TDSB/TLC staff are working closely with City staff to ensure that the timing of development throughout key growth areas of the City aligns with the provision of school accommodation.
TLC is exploring the use of a variety of planning tools on residential development applications in the Midtown and High Park Area in an attempt to phase in development to align with adequate student accommodation in local schools.
Planning tools to phase in development will not be required in areas where accommodation pressures can be managed using TDSB accommodation tools (e.g. placing portables on site).
No, where the TDSB can manage enrolment pressures using TDSB accommodation tools, TLC will not need to attend OLT hearings. At this time, in key growth areas of the City, such as Midtown and High Park, TLC will continue to attend OLT hearings where appropriate.

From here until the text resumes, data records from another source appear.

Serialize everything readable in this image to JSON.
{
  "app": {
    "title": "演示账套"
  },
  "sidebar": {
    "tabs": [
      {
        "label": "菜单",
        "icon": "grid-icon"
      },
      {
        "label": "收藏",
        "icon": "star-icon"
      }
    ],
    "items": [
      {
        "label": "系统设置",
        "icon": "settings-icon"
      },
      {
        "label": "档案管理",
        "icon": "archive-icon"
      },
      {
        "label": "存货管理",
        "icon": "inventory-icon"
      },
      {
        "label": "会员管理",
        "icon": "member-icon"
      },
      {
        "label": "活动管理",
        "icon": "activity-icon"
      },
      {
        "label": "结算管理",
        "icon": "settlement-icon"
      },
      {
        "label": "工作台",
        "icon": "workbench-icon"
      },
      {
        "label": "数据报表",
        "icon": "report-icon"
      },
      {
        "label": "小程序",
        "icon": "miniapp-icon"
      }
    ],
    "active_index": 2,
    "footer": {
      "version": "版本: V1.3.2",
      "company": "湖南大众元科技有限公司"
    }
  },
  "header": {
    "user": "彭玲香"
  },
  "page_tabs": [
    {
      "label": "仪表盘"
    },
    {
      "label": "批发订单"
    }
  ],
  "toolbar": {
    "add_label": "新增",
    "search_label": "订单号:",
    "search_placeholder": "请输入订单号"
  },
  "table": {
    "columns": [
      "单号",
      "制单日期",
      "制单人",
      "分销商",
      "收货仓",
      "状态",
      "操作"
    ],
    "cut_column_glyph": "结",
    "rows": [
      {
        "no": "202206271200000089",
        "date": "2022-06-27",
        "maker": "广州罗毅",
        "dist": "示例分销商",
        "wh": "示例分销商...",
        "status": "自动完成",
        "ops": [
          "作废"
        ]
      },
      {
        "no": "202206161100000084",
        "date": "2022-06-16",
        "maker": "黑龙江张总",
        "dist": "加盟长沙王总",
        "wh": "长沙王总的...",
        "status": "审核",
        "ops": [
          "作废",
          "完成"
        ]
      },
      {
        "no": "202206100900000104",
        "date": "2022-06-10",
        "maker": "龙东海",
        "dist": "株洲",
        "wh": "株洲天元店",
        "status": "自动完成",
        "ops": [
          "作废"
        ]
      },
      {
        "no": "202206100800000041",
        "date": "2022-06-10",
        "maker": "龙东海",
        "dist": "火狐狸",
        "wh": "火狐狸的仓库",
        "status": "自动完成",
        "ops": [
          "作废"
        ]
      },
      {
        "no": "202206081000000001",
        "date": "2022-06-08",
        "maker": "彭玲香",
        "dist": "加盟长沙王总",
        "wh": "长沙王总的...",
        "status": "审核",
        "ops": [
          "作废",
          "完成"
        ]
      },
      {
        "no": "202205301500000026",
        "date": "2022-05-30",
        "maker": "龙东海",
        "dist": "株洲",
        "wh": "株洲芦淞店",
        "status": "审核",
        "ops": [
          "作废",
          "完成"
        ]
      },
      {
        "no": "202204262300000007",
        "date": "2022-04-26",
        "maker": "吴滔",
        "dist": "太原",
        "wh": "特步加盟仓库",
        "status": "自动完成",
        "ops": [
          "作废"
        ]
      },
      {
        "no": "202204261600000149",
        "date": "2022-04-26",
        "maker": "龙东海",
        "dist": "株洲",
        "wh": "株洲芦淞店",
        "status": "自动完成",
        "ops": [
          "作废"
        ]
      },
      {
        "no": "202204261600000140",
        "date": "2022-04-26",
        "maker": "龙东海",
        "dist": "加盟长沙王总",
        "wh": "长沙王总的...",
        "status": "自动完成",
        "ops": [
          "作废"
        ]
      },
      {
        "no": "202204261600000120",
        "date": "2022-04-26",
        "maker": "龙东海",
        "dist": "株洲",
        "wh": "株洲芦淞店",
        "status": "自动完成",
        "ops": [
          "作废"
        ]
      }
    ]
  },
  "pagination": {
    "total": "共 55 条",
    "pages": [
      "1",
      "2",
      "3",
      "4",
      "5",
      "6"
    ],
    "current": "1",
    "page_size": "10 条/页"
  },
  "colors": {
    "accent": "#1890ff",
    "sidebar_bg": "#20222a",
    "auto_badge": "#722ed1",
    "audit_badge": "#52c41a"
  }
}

TLC anticipates that earlier involvement in the City planning approval process will allow the TDSB to identify and address student accommodation challenges and needs arising from residential development and growth, and therefore reduce or avoid the need to attend at the OLT in the future.
TLC supports the Provincial government’s goal to address a range of housing challenges faced by residents across the housing spectrum. We recognize the challenge of advancing the supply of affordable housing, while balancing the existing and planned capacity of public service facilities, including schools.
For example, TLC has successfully completed a land exchange with the City of Toronto, as part of the City’s Toronto’s Housing Now Plan, which it plans to build 10,000 new market and affordable rental units on 11 municipal sites. As part of this exchange, the TDSB will gain the right build a new elementary school on the lower floors of a planned housing complex near the Ontario Science Centre, while the City will get a surplus 12-acre school site in Scarborough’s Kingston-Galloway area, which offers significant opportunities for affordable housing and community services.
Other examples where TLC has worked with the development community include the redevelopment of North Toronto Collegiate on the lower floors of a midtown Tridel tower, and, more recently, a complex deal that involved an adjoining pair of Scarborough high schools on a sprawling parcel of land and the development of a 140 townhouses on a surplus corner of the site.
TLC is not against development; we are for building complete communities that serve and accommodate Toronto’s public school students in a responsible manner. TLC’s position is that the provision of accommodation for students in local public schools is a critical element of building and sustaining complete communities throughout the City. The Province’s More Homes, More Choice: Ontario’s Housing Supply Action Plan recognizes that after price/rent, the top criteria for Ontarians when looking for a home is having transit, schools, and services nearby.
TLC’s strategy helps facilitate better coordination of public service facilities and land use planning. It provides time for the TDSB to complete its PAR process and implement strategies that will ultimately bring students back to local schools. We trust our accelerated land redevelopment strategy will deliver significant change in terms of the number of schools that have been modernized and reductions in deferred maintenance, with no additional demand on the province to fund this.
We believe our accelerated land redevelopment strategy will deliver significant change in terms of the number of schools that have been modernized and reductions in deferred maintenance, with no additional demand on the province to fund this. Our strategy calls for a re-purposing of a portion of the funding that is annually directed toward school maintenance and repair to be redirected towards redeveloping TDSB’s rapidly aging and under-utilized infrastructure, including Administration buildings.